# distance_covariance_sqr#

distance_covariance_sqr(x, y, *, exponent=1, method=DistanceCovarianceMethod.AUTO, compile_mode=CompileMode.AUTO)[source]#

Usual (biased) estimator for the squared distance covariance.

Parameters
• x (Array) – First random vector. The columns correspond with the individual random variables while the rows are individual instances of the random vector.

• y (Array) – Second random vector. The columns correspond with the individual random variables while the rows are individual instances of the random vector.

• exponent (float) – Exponent of the Euclidean distance, in the range $$(0, 2)$$. Equivalently, it is twice the Hurst parameter of fractional Brownian motion.

• method (Union[DistanceCovarianceMethod, Literal['auto', 'naive', 'avl', 'mergesort']]) – Method to use internally to compute the distance covariance.

• compile_mode (CompileMode) – Compilation mode used.

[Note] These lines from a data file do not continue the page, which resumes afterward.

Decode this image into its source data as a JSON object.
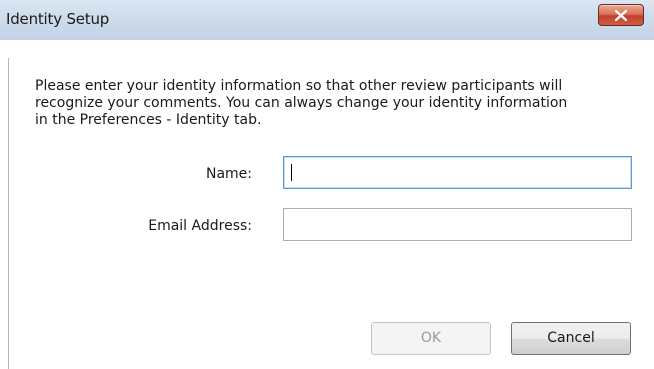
{
  "window": {
    "title": "Identity Setup",
    "close_icon": "close-x-icon"
  },
  "dialog": {
    "message": "Please enter your identity information so that other review participants will\nrecognize your comments. You can always change your identity information\nin the Preferences - Identity tab.",
    "name_label": "Name:",
    "name_value": "",
    "email_label": "Email Address:",
    "email_value": "",
    "ok_label": "OK",
    "ok_enabled": false,
    "cancel_label": "Cancel"
  },
  "colors": {
    "titlebar": "#cddbeb",
    "close_button": "#c1402a",
    "focus_border": "#5b9bd5"
  }
}
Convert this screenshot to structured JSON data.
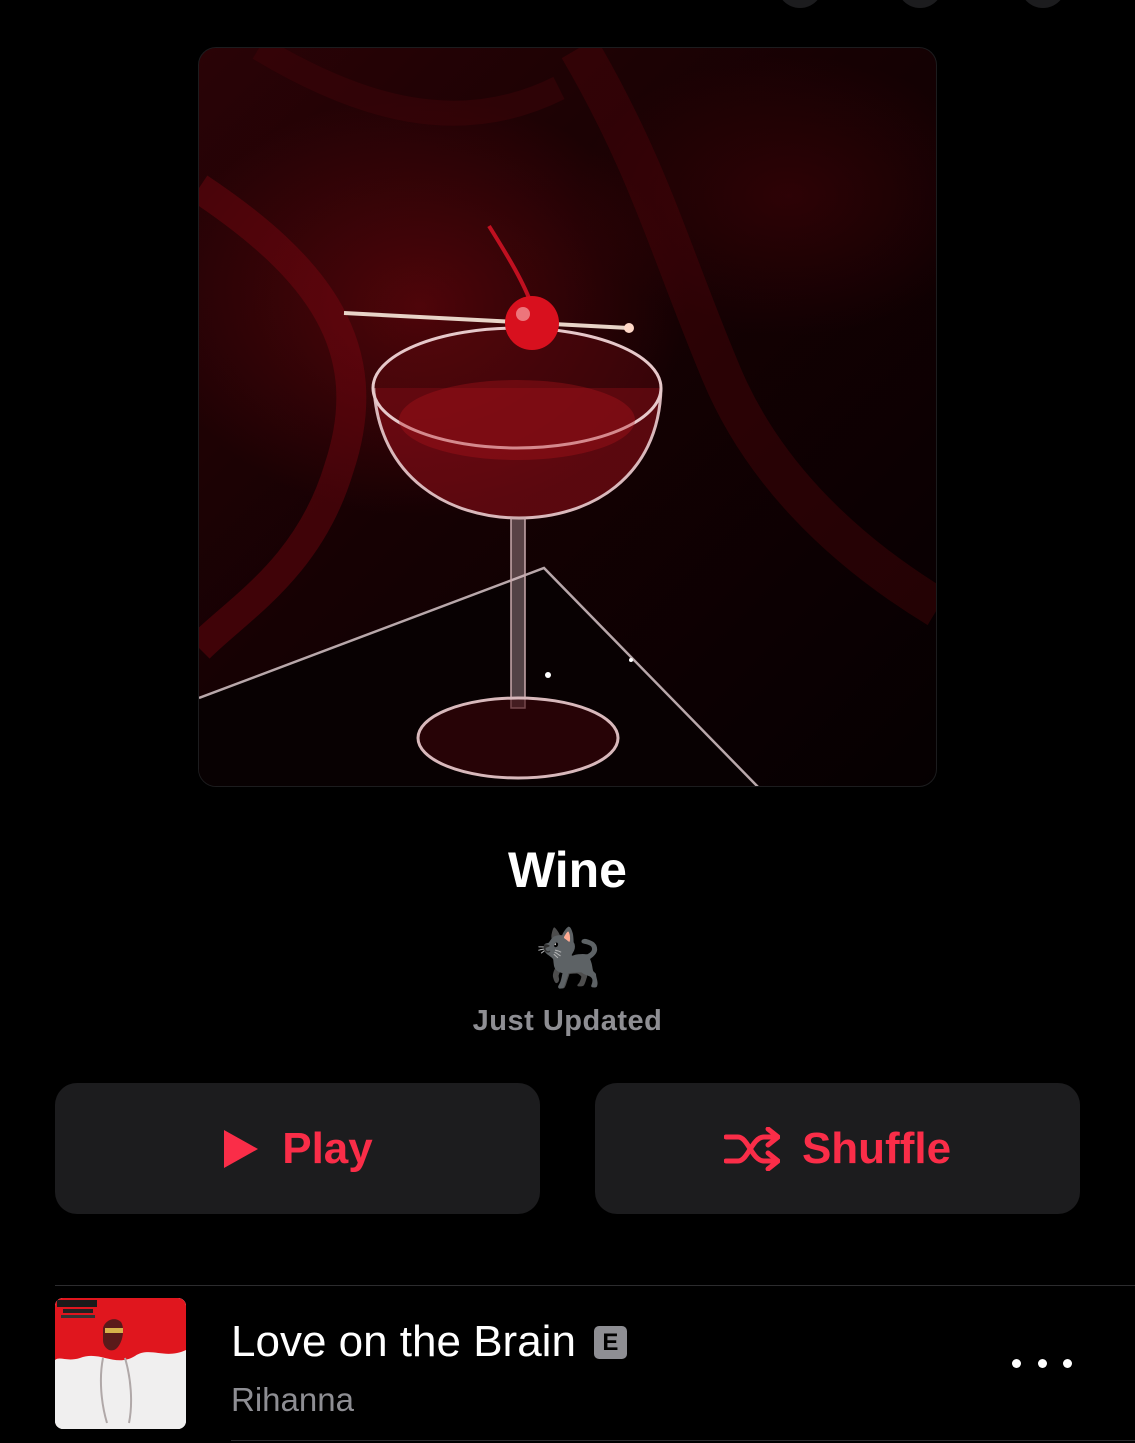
{
  "playlist": {
    "title": "Wine",
    "curator_glyph": "🐈‍⬛",
    "status": "Just Updated"
  },
  "actions": {
    "play_label": "Play",
    "shuffle_label": "Shuffle"
  },
  "tracks": [
    {
      "title": "Love on the Brain",
      "explicit_badge": "E",
      "artist": "Rihanna",
      "art_text": "RIHANNA"
    }
  ],
  "colors": {
    "accent": "#fa2d48",
    "secondary_text": "#8e8e93",
    "button_bg": "#1c1c1e"
  },
  "icons": [
    "play-icon",
    "shuffle-icon",
    "more-icon"
  ]
}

By default it tries to use the fastest available type of compilation.

Returns

Biased estimator of the squared distance covariance.

Return type

Array

distance_covariance u_distance_covariance_sqr

Examples

>>> import numpy as np
>>> import dcor
>>> a = np.array([[1., 2., 3., 4.],
...               [5., 6., 7., 8.],
...               [9., 10., 11., 12.],
...               [13., 14., 15., 16.]])
>>> b = np.array([[1.], [0.], [0.], [1.]])
>>> dcor.distance_covariance_sqr(a, a)
52.0
>>> dcor.distance_covariance_sqr(a, b)
1.0
>>> dcor.distance_covariance_sqr(b, b)
0.25
>>> dcor.distance_covariance_sqr(a, b, exponent=0.5)
0.3705904...


## Examples using dcor.distance_covariance_sqr#

Performance of the methods

Performance of the methods